- **DATA RECORDS**:
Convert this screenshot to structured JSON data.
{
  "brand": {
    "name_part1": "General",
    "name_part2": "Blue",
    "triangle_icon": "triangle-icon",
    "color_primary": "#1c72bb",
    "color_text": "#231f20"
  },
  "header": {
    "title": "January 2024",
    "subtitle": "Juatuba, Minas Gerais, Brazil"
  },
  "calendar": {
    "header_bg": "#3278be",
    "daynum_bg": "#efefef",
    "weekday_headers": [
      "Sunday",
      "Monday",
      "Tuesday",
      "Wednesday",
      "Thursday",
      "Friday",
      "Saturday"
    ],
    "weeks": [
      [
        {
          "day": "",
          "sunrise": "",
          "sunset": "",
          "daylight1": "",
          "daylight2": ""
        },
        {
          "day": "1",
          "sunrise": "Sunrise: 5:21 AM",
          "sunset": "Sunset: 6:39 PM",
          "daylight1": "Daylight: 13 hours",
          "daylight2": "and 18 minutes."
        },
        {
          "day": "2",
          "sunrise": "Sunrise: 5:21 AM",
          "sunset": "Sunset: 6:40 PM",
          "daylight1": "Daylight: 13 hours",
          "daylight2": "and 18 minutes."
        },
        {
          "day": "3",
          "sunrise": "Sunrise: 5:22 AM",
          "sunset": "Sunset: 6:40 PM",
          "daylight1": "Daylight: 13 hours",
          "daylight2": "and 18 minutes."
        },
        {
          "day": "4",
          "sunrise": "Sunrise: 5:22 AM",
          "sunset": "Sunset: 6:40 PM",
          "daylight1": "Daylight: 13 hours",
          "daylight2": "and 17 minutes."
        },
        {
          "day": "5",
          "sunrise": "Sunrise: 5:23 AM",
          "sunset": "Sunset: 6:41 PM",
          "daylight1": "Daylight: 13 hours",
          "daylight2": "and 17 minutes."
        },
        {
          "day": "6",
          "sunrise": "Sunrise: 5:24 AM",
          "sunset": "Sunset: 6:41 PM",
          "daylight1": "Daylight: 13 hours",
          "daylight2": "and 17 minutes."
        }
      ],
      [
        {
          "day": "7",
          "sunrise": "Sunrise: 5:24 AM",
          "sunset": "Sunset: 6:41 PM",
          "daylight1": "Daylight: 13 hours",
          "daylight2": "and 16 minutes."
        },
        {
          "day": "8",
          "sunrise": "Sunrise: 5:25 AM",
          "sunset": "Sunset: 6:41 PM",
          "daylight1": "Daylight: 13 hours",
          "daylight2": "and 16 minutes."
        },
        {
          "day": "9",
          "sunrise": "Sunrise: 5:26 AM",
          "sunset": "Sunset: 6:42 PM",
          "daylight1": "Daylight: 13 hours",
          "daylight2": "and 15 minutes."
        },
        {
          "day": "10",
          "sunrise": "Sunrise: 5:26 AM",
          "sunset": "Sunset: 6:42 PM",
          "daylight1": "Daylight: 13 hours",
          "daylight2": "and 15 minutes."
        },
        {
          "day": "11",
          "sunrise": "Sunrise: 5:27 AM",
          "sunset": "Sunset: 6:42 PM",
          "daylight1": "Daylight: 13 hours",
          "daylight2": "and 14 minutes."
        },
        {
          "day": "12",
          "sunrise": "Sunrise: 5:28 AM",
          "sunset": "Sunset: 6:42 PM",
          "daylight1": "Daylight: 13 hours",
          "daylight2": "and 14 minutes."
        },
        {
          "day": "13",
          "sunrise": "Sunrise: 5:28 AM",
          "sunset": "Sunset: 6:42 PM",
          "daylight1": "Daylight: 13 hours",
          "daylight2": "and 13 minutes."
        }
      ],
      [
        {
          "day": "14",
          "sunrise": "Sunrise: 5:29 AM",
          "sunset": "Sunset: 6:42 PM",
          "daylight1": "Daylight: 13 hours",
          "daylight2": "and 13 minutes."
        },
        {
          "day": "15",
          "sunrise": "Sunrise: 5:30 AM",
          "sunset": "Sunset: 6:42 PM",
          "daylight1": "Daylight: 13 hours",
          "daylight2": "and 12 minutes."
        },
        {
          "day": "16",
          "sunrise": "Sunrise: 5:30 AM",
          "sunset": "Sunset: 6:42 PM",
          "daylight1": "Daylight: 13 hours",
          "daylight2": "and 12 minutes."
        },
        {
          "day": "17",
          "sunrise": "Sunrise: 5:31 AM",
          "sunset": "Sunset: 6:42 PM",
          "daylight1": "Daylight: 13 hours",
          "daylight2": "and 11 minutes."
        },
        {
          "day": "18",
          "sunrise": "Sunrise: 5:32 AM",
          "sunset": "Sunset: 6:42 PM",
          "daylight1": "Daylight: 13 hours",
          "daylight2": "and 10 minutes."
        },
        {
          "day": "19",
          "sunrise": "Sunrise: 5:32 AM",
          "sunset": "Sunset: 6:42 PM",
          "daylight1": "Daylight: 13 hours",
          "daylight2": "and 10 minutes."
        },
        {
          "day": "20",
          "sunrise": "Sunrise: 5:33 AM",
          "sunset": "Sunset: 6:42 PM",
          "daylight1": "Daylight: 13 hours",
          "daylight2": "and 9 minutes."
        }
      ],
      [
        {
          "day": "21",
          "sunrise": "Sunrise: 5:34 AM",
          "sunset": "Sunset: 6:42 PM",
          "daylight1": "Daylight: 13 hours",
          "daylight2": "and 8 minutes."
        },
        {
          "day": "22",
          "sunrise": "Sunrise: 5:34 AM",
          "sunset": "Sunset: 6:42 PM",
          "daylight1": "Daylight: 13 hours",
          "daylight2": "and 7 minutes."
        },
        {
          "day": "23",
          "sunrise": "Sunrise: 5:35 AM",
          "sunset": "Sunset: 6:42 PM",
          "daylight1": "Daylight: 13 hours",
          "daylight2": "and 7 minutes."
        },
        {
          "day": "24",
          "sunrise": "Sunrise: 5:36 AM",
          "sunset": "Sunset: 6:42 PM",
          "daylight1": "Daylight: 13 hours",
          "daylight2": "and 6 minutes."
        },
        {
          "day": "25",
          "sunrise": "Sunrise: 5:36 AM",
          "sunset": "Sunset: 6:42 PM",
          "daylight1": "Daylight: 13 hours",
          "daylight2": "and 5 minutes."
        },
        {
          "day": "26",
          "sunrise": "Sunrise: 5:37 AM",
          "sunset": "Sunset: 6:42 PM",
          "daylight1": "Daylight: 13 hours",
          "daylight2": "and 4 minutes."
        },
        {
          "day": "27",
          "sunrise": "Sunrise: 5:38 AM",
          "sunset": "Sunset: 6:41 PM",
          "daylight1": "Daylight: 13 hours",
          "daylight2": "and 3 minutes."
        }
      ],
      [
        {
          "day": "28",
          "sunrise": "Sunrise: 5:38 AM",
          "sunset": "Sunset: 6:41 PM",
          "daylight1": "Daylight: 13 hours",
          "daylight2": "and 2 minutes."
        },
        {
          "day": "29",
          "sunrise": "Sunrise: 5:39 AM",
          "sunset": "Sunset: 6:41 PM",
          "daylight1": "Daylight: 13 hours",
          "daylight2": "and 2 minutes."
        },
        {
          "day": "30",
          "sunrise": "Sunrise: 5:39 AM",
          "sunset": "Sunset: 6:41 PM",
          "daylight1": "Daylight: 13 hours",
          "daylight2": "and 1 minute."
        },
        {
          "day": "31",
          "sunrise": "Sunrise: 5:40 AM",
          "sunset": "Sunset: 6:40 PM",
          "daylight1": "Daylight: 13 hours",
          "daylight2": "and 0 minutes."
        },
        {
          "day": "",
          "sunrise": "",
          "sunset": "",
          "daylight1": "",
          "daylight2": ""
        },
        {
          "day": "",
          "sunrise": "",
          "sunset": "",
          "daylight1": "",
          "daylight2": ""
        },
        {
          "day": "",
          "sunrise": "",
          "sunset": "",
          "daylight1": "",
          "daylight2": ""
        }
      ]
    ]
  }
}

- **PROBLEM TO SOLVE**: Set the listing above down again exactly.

- **OUTPUT OF THE TASK**:
Convert this screenshot to structured JSON data.
{
  "brand": {
    "name_part1": "General",
    "name_part2": "Blue",
    "triangle_icon": "triangle-icon",
    "color_primary": "#1c72bb",
    "color_text": "#231f20"
  },
  "header": {
    "title": "January 2024",
    "subtitle": "Juatuba, Minas Gerais, Brazil"
  },
  "calendar": {
    "header_bg": "#3278be",
    "daynum_bg": "#efefef",
    "weekday_headers": [
      "Sunday",
      "Monday",
      "Tuesday",
      "Wednesday",
      "Thursday",
      "Friday",
      "Saturday"
    ],
    "weeks": [
      [
        {
          "day": "",
          "sunrise": "",
          "sunset": "",
          "daylight1": "",
          "daylight2": ""
        },
        {
          "day": "1",
          "sunrise": "Sunrise: 5:21 AM",
          "sunset": "Sunset: 6:39 PM",
          "daylight1": "Daylight: 13 hours",
          "daylight2": "and 18 minutes."
        },
        {
          "day": "2",
          "sunrise": "Sunrise: 5:21 AM",
          "sunset": "Sunset: 6:40 PM",
          "daylight1": "Daylight: 13 hours",
          "daylight2": "and 18 minutes."
        },
        {
          "day": "3",
          "sunrise": "Sunrise: 5:22 AM",
          "sunset": "Sunset: 6:40 PM",
          "daylight1": "Daylight: 13 hours",
          "daylight2": "and 18 minutes."
        },
        {
          "day": "4",
          "sunrise": "Sunrise: 5:22 AM",
          "sunset": "Sunset: 6:40 PM",
          "daylight1": "Daylight: 13 hours",
          "daylight2": "and 17 minutes."
        },
        {
          "day": "5",
          "sunrise": "Sunrise: 5:23 AM",
          "sunset": "Sunset: 6:41 PM",
          "daylight1": "Daylight: 13 hours",
          "daylight2": "and 17 minutes."
        },
        {
          "day": "6",
          "sunrise": "Sunrise: 5:24 AM",
          "sunset": "Sunset: 6:41 PM",
          "daylight1": "Daylight: 13 hours",
          "daylight2": "and 17 minutes."
        }
      ],
      [
        {
          "day": "7",
          "sunrise": "Sunrise: 5:24 AM",
          "sunset": "Sunset: 6:41 PM",
          "daylight1": "Daylight: 13 hours",
          "daylight2": "and 16 minutes."
        },
        {
          "day": "8",
          "sunrise": "Sunrise: 5:25 AM",
          "sunset": "Sunset: 6:41 PM",
          "daylight1": "Daylight: 13 hours",
          "daylight2": "and 16 minutes."
        },
        {
          "day": "9",
          "sunrise": "Sunrise: 5:26 AM",
          "sunset": "Sunset: 6:42 PM",
          "daylight1": "Daylight: 13 hours",
          "daylight2": "and 15 minutes."
        },
        {
          "day": "10",
          "sunrise": "Sunrise: 5:26 AM",
          "sunset": "Sunset: 6:42 PM",
          "daylight1": "Daylight: 13 hours",
          "daylight2": "and 15 minutes."
        },
        {
          "day": "11",
          "sunrise": "Sunrise: 5:27 AM",
          "sunset": "Sunset: 6:42 PM",
          "daylight1": "Daylight: 13 hours",
          "daylight2": "and 14 minutes."
        },
        {
          "day": "12",
          "sunrise": "Sunrise: 5:28 AM",
          "sunset": "Sunset: 6:42 PM",
          "daylight1": "Daylight: 13 hours",
          "daylight2": "and 14 minutes."
        },
        {
          "day": "13",
          "sunrise": "Sunrise: 5:28 AM",
          "sunset": "Sunset: 6:42 PM",
          "daylight1": "Daylight: 13 hours",
          "daylight2": "and 13 minutes."
        }
      ],
      [
        {
          "day": "14",
          "sunrise": "Sunrise: 5:29 AM",
          "sunset": "Sunset: 6:42 PM",
          "daylight1": "Daylight: 13 hours",
          "daylight2": "and 13 minutes."
        },
        {
          "day": "15",
          "sunrise": "Sunrise: 5:30 AM",
          "sunset": "Sunset: 6:42 PM",
          "daylight1": "Daylight: 13 hours",
          "daylight2": "and 12 minutes."
        },
        {
          "day": "16",
          "sunrise": "Sunrise: 5:30 AM",
          "sunset": "Sunset: 6:42 PM",
          "daylight1": "Daylight: 13 hours",
          "daylight2": "and 12 minutes."
        },
        {
          "day": "17",
          "sunrise": "Sunrise: 5:31 AM",
          "sunset": "Sunset: 6:42 PM",
          "daylight1": "Daylight: 13 hours",
          "daylight2": "and 11 minutes."
        },
        {
          "day": "18",
          "sunrise": "Sunrise: 5:32 AM",
          "sunset": "Sunset: 6:42 PM",
          "daylight1": "Daylight: 13 hours",
          "daylight2": "and 10 minutes."
        },
        {
          "day": "19",
          "sunrise": "Sunrise: 5:32 AM",
          "sunset": "Sunset: 6:42 PM",
          "daylight1": "Daylight: 13 hours",
          "daylight2": "and 10 minutes."
        },
        {
          "day": "20",
          "sunrise": "Sunrise: 5:33 AM",
          "sunset": "Sunset: 6:42 PM",
          "daylight1": "Daylight: 13 hours",
          "daylight2": "and 9 minutes."
        }
      ],
      [
        {
          "day": "21",
          "sunrise": "Sunrise: 5:34 AM",
          "sunset": "Sunset: 6:42 PM",
          "daylight1": "Daylight: 13 hours",
          "daylight2": "and 8 minutes."
        },
        {
          "day": "22",
          "sunrise": "Sunrise: 5:34 AM",
          "sunset": "Sunset: 6:42 PM",
          "daylight1": "Daylight: 13 hours",
          "daylight2": "and 7 minutes."
        },
        {
          "day": "23",
          "sunrise": "Sunrise: 5:35 AM",
          "sunset": "Sunset: 6:42 PM",
          "daylight1": "Daylight: 13 hours",
          "daylight2": "and 7 minutes."
        },
        {
          "day": "24",
          "sunrise": "Sunrise: 5:36 AM",
          "sunset": "Sunset: 6:42 PM",
          "daylight1": "Daylight: 13 hours",
          "daylight2": "and 6 minutes."
        },
        {
          "day": "25",
          "sunrise": "Sunrise: 5:36 AM",
          "sunset": "Sunset: 6:42 PM",
          "daylight1": "Daylight: 13 hours",
          "daylight2": "and 5 minutes."
        },
        {
          "day": "26",
          "sunrise": "Sunrise: 5:37 AM",
          "sunset": "Sunset: 6:42 PM",
          "daylight1": "Daylight: 13 hours",
          "daylight2": "and 4 minutes."
        },
        {
          "day": "27",
          "sunrise": "Sunrise: 5:38 AM",
          "sunset": "Sunset: 6:41 PM",
          "daylight1": "Daylight: 13 hours",
          "daylight2": "and 3 minutes."
        }
      ],
      [
        {
          "day": "28",
          "sunrise": "Sunrise: 5:38 AM",
          "sunset": "Sunset: 6:41 PM",
          "daylight1": "Daylight: 13 hours",
          "daylight2": "and 2 minutes."
        },
        {
          "day": "29",
          "sunrise": "Sunrise: 5:39 AM",
          "sunset": "Sunset: 6:41 PM",
          "daylight1": "Daylight: 13 hours",
          "daylight2": "and 2 minutes."
        },
        {
          "day": "30",
          "sunrise": "Sunrise: 5:39 AM",
          "sunset": "Sunset: 6:41 PM",
          "daylight1": "Daylight: 13 hours",
          "daylight2": "and 1 minute."
        },
        {
          "day": "31",
          "sunrise": "Sunrise: 5:40 AM",
          "sunset": "Sunset: 6:40 PM",
          "daylight1": "Daylight: 13 hours",
          "daylight2": "and 0 minutes."
        },
        {
          "day": "",
          "sunrise": "",
          "sunset": "",
          "daylight1": "",
          "daylight2": ""
        },
        {
          "day": "",
          "sunrise": "",
          "sunset": "",
          "daylight1": "",
          "daylight2": ""
        },
        {
          "day": "",
          "sunrise": "",
          "sunset": "",
          "daylight1": "",
          "daylight2": ""
        }
      ]
    ]
  }
}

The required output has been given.